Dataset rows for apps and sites

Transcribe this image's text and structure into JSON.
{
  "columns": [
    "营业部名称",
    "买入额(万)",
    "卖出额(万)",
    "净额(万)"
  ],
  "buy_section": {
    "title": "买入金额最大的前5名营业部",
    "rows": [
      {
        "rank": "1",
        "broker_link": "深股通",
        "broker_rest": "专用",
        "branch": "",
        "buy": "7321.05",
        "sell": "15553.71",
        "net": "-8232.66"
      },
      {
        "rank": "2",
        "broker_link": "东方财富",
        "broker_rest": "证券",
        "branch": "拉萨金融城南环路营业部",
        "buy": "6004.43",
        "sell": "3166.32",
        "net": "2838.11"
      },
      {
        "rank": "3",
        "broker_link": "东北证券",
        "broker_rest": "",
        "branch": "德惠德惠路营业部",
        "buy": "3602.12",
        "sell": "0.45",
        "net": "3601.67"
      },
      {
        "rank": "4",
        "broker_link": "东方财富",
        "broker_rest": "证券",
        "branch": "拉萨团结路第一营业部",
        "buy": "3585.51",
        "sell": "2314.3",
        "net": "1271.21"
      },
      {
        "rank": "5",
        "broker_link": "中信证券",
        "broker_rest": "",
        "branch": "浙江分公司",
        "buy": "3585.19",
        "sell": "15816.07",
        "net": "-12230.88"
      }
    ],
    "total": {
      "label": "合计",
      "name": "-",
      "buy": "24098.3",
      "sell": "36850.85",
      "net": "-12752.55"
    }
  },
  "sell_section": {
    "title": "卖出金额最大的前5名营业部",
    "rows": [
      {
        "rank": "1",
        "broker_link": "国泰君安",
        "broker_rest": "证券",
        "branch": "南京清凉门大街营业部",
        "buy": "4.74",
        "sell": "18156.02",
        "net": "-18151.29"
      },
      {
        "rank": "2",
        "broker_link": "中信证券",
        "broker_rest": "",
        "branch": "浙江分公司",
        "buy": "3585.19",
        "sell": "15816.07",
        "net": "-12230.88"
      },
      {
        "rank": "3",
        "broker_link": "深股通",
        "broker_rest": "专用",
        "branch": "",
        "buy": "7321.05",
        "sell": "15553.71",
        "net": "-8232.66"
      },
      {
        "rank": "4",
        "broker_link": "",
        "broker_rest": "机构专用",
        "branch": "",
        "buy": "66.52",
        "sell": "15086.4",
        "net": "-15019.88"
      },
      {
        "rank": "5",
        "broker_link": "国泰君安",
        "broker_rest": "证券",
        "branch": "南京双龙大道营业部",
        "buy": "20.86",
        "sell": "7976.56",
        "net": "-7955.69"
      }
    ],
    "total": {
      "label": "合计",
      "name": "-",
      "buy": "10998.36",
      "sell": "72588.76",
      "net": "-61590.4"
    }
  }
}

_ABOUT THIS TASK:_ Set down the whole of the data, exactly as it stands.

_SOLUTION TO THIS EXERCISE:_
Transcribe this image's text and structure into JSON.
{
  "columns": [
    "营业部名称",
    "买入额(万)",
    "卖出额(万)",
    "净额(万)"
  ],
  "buy_section": {
    "title": "买入金额最大的前5名营业部",
    "rows": [
      {
        "rank": "1",
        "broker_link": "深股通",
        "broker_rest": "专用",
        "branch": "",
        "buy": "7321.05",
        "sell": "15553.71",
        "net": "-8232.66"
      },
      {
        "rank": "2",
        "broker_link": "东方财富",
        "broker_rest": "证券",
        "branch": "拉萨金融城南环路营业部",
        "buy": "6004.43",
        "sell": "3166.32",
        "net": "2838.11"
      },
      {
        "rank": "3",
        "broker_link": "东北证券",
        "broker_rest": "",
        "branch": "德惠德惠路营业部",
        "buy": "3602.12",
        "sell": "0.45",
        "net": "3601.67"
      },
      {
        "rank": "4",
        "broker_link": "东方财富",
        "broker_rest": "证券",
        "branch": "拉萨团结路第一营业部",
        "buy": "3585.51",
        "sell": "2314.3",
        "net": "1271.21"
      },
      {
        "rank": "5",
        "broker_link": "中信证券",
        "broker_rest": "",
        "branch": "浙江分公司",
        "buy": "3585.19",
        "sell": "15816.07",
        "net": "-12230.88"
      }
    ],
    "total": {
      "label": "合计",
      "name": "-",
      "buy": "24098.3",
      "sell": "36850.85",
      "net": "-12752.55"
    }
  },
  "sell_section": {
    "title": "卖出金额最大的前5名营业部",
    "rows": [
      {
        "rank": "1",
        "broker_link": "国泰君安",
        "broker_rest": "证券",
        "branch": "南京清凉门大街营业部",
        "buy": "4.74",
        "sell": "18156.02",
        "net": "-18151.29"
      },
      {
        "rank": "2",
        "broker_link": "中信证券",
        "broker_rest": "",
        "branch": "浙江分公司",
        "buy": "3585.19",
        "sell": "15816.07",
        "net": "-12230.88"
      },
      {
        "rank": "3",
        "broker_link": "深股通",
        "broker_rest": "专用",
        "branch": "",
        "buy": "7321.05",
        "sell": "15553.71",
        "net": "-8232.66"
      },
      {
        "rank": "4",
        "broker_link": "",
        "broker_rest": "机构专用",
        "branch": "",
        "buy": "66.52",
        "sell": "15086.4",
        "net": "-15019.88"
      },
      {
        "rank": "5",
        "broker_link": "国泰君安",
        "broker_rest": "证券",
        "branch": "南京双龙大道营业部",
        "buy": "20.86",
        "sell": "7976.56",
        "net": "-7955.69"
      }
    ],
    "total": {
      "label": "合计",
      "name": "-",
      "buy": "10998.36",
      "sell": "72588.76",
      "net": "-61590.4"
    }
  }
}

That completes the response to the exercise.